Still eating lots of protein and (mostly) avoiding shitty carbs. I’ll do a post about that at some point…still deciding what I think about it.
Still not really dropping any weight and my body fat/muscle percentages have hit a standstill (at 22% and 40%, respectively), but that’s okay. I’m pretty happy with how I look and feel at this point. I’m going to continue the whole boot-camp-and protein-focused-diet thing through August, at which point it will be time to start thinking about doing some real running again.
Anyway. Let’s talk about beer? We’ll start with something easy:
(I was sure I must’ve reviewed Magic Hat’s Elder Betty in the past, but I can’t find anything in my horribly organized “archives.” Go figure.)
The fruity wheat. Not my favorite style of beer, yet somehow it keeps finding its way in to my fridge. And from there, it’s a short leap to a frosty glass on a sunny porch.
There are certainly worse ways to spend a summer afternoon.
The body’s a little thin and the berry thing is gimmicky, but overall the Elder Betty is an enjoyable beer. I prefer my wheat beers a bit more on the thick and hazy side, but I’d buy this to serve at a party. It would have broad appeal and be more interesting than Bud Light or whatever. At 5.5% ABV, it’s a great choice for day drinking.
Bottom Line: Nothing earth-shattering, but enjoyable. (Purchased at Mac’s Beer and Wine, $11/6)
From a sessiony wheat, let’s move on to a boozy Belgian:
I speak from experience: if you’ve had a horrible day, sipping a glass of the super strong and slightly sweet Trappistes Rochefort 10 will make it better.
The Trappist monks at the Abbey de Notre Dame de Saint-Remy in Rochefort, Belgium brew just three beers: Rochefort 6 (a Belgian Strong ale), Rochefort 8 (a Dubbel), and the Rochefort 10 (a Quad).
I haven’t tried the 6 or the 8, but I’ll say this about the 10: it is out-of-this-fucking-world good.
I picked up this bottle several months ago. I carefully packed it and moved it with me to Atlanta, and it’s been sitting in my fridge ever since. Just waiting for the kind of crappy day that would make me be all like, DAMN IT ALL TO HELL, I’M DRINKING THE EXPENSIVE ONE!
And it really did make my day 3000% better. It’s that good.
After pouring a rich brown, the first thing you notice about this beer is its smell: like earthy candy, with dried cherries and molasses and caramel and chocolate-covered raisins, but the kind from an expensive chocolate shop and not, like, Raisinettes or whatever.
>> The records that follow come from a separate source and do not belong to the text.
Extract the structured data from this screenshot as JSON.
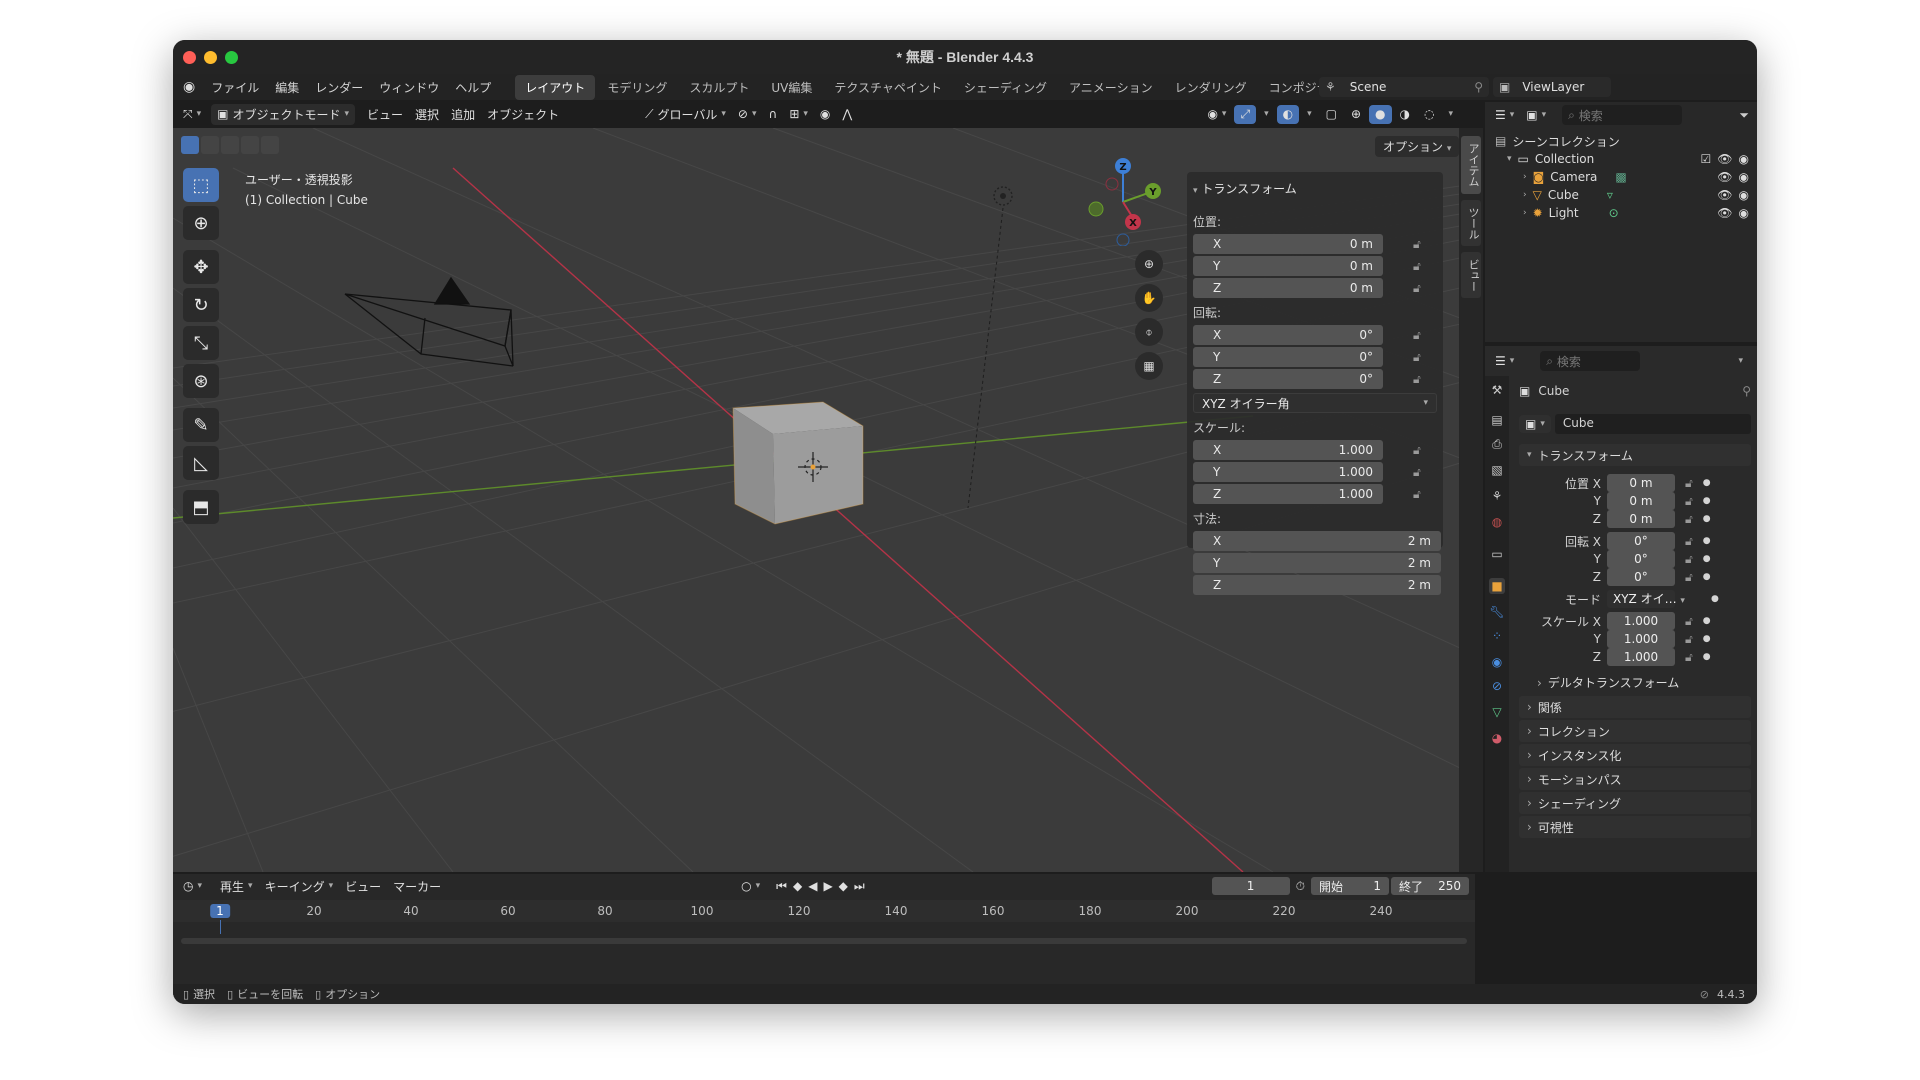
{
  "window": {
    "title": "* 無題 - Blender 4.4.3"
  },
  "menu": [
    "ファイル",
    "編集",
    "レンダー",
    "ウィンドウ",
    "ヘルプ"
  ],
  "workspaces": [
    "レイアウト",
    "モデリング",
    "スカルプト",
    "UV編集",
    "テクスチャペイント",
    "シェーディング",
    "アニメーション",
    "レンダリング",
    "コンポジティング"
  ],
  "active_workspace": "レイアウト",
  "scene": "Scene",
  "view_layer": "ViewLayer",
  "viewport_header": {
    "mode": "オブジェクトモード",
    "menus": [
      "ビュー",
      "選択",
      "追加",
      "オブジェクト"
    ],
    "orientation": "グローバル",
    "options": "オプション"
  },
  "viewport": {
    "view_name": "ユーザー・透視投影",
    "context": "(1) Collection | Cube"
  },
  "gizmo": {
    "x": "X",
    "y": "Y",
    "z": "Z"
  },
  "npanel": {
    "title": "トランスフォーム",
    "location_label": "位置:",
    "location": [
      {
        "axis": "X",
        "value": "0 m"
      },
      {
        "axis": "Y",
        "value": "0 m"
      },
      {
        "axis": "Z",
        "value": "0 m"
      }
    ],
    "rotation_label": "回転:",
    "rotation": [
      {
        "axis": "X",
        "value": "0°"
      },
      {
        "axis": "Y",
        "value": "0°"
      },
      {
        "axis": "Z",
        "value": "0°"
      }
    ],
    "rotation_mode": "XYZ オイラー角",
    "scale_label": "スケール:",
    "scale": [
      {
        "axis": "X",
        "value": "1.000"
      },
      {
        "axis": "Y",
        "value": "1.000"
      },
      {
        "axis": "Z",
        "value": "1.000"
      }
    ],
    "dimensions_label": "寸法:",
    "dimensions": [
      {
        "axis": "X",
        "value": "2 m"
      },
      {
        "axis": "Y",
        "value": "2 m"
      },
      {
        "axis": "Z",
        "value": "2 m"
      }
    ]
  },
  "side_tabs": [
    "アイテム",
    "ツール",
    "ビュー"
  ],
  "outliner": {
    "search_placeholder": "検索",
    "scene_collection": "シーンコレクション",
    "collection": "Collection",
    "items": [
      "Camera",
      "Cube",
      "Light"
    ]
  },
  "properties": {
    "search_placeholder": "検索",
    "object_name": "Cube",
    "data_name": "Cube",
    "transform_title": "トランスフォーム",
    "loc_label": "位置 X",
    "loc": [
      "0 m",
      "0 m",
      "0 m"
    ],
    "rot_label": "回転 X",
    "rot": [
      "0°",
      "0°",
      "0°"
    ],
    "mode_label": "モード",
    "mode_value": "XYZ オイ…",
    "scale_label": "スケール X",
    "scale": [
      "1.000",
      "1.000",
      "1.000"
    ],
    "y": "Y",
    "z": "Z",
    "delta": "デルタトランスフォーム",
    "sections": [
      "関係",
      "コレクション",
      "インスタンス化",
      "モーションパス",
      "シェーディング",
      "可視性"
    ]
  },
  "timeline": {
    "menus": [
      "再生",
      "キーイング",
      "ビュー",
      "マーカー"
    ],
    "current_frame": "1",
    "start_label": "開始",
    "start": "1",
    "end_label": "終了",
    "end": "250",
    "ruler": [
      "1",
      "20",
      "40",
      "60",
      "80",
      "100",
      "120",
      "140",
      "160",
      "180",
      "200",
      "220",
      "240"
    ]
  },
  "statusbar": {
    "items": [
      "選択",
      "ビューを回転",
      "オプション"
    ],
    "version": "4.4.3"
  },
  "colors": {
    "accent": "#4772b3",
    "x_axis": "#c2354a",
    "y_axis": "#6a9e2c",
    "z_axis": "#3d7fd6",
    "selection": "#e9a23b"
  }
}
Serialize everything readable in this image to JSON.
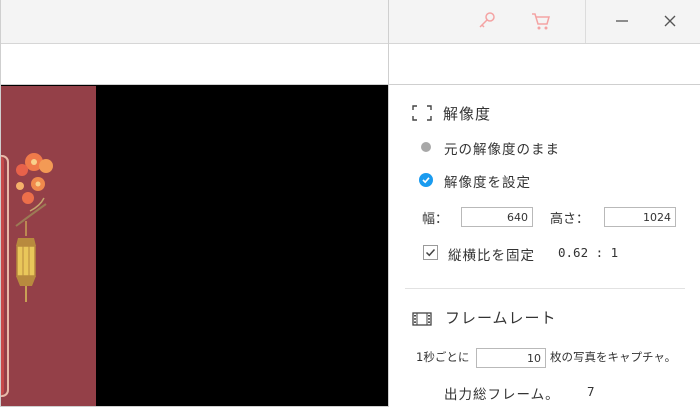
{
  "window": {
    "icons": [
      "key-icon",
      "cart-icon",
      "minimize-icon",
      "close-icon"
    ],
    "accent_icon_color": "#f4a3a3"
  },
  "resolution": {
    "title": "解像度",
    "option_keep": "元の解像度のまま",
    "option_set": "解像度を設定",
    "selected": "option_set",
    "width_label": "幅：",
    "width_value": "640",
    "height_label": "高さ：",
    "height_value": "1024",
    "lock_ratio_label": "縦横比を固定",
    "lock_ratio_checked": true,
    "ratio_value": "0.62 : 1"
  },
  "framerate": {
    "title": "フレームレート",
    "prefix": "1秒ごとに",
    "interval_value": "10",
    "suffix": "枚の写真をキャプチャ。",
    "total_label": "出力総フレーム。",
    "total_value": "7"
  },
  "colors": {
    "accent_blue": "#1a9bef",
    "radio_gray": "#a8a8a8",
    "poster_bg": "#944048"
  }
}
Before I even took a drink, I could tell there was a lot going on in this beer.
The flavor echoed the aroma, with a perfect punch of boozy heat (surprisingly gentle, considering the 11.3% ABV) at the end of each sip. Sweet, but not at all sticky. With a nice thick body and such wonderfully complex flavors, it was very much like drinking dessert. I savored every drop in that bottle.
Bottom line: YES X 1000. One of the best beers I’ve ever consumed. A bit tricky to find and definitely pricy, but worth buying if you see it. Ages well. (Purchased at Tasty Beverage, Raleigh NC, $9/11 oz)
And because I’m apparently trying to get the most bang for my buck these days, here’s another strong one:
A whole-cone Imperial IPA from Sierra Nevada: the Hoptimum.
Side note: I’m starting to have trouble keeping track of all of these hoppy wordplay beer names. Hopsecutioner. Hoptical Illusion. Hoptimus Prime. Hop Notch. Modus Hoperandi. ApriHop. And I’m sure there are many more that I can’t recall. Cute and clever, but also feeling rather overdone. Enough!
Anyway. I forgive Sierra for the cheeky name because the Hoptimum is a solid beer.
It is, of course, very hoppy and puckery. Its IBU rating clocks in at a hefty 100, beating the brewery’s other IPA offerings (Celebration Ale at 65 IBU; Torpedo at 70). But stick around past the first bite of bitterness and you’ll be rewarded with a nice balance of pine, citrus and caramel flavors which linger through a dry finish. The high alcohol content (10.2% ABV) is noticeable, but not unpleasant.
Bottom line: An excellent choice for hop lovers, and certainly a worthy contender in the arena of ever bigger, bolder, and boozier IPAs. (Purchased at Greene’s, $10/4.)
Writing this post has made me very thirsty. That’s a dangerous thing to be, mid-afternoon, mid-week.
I’d better get back to that yard work.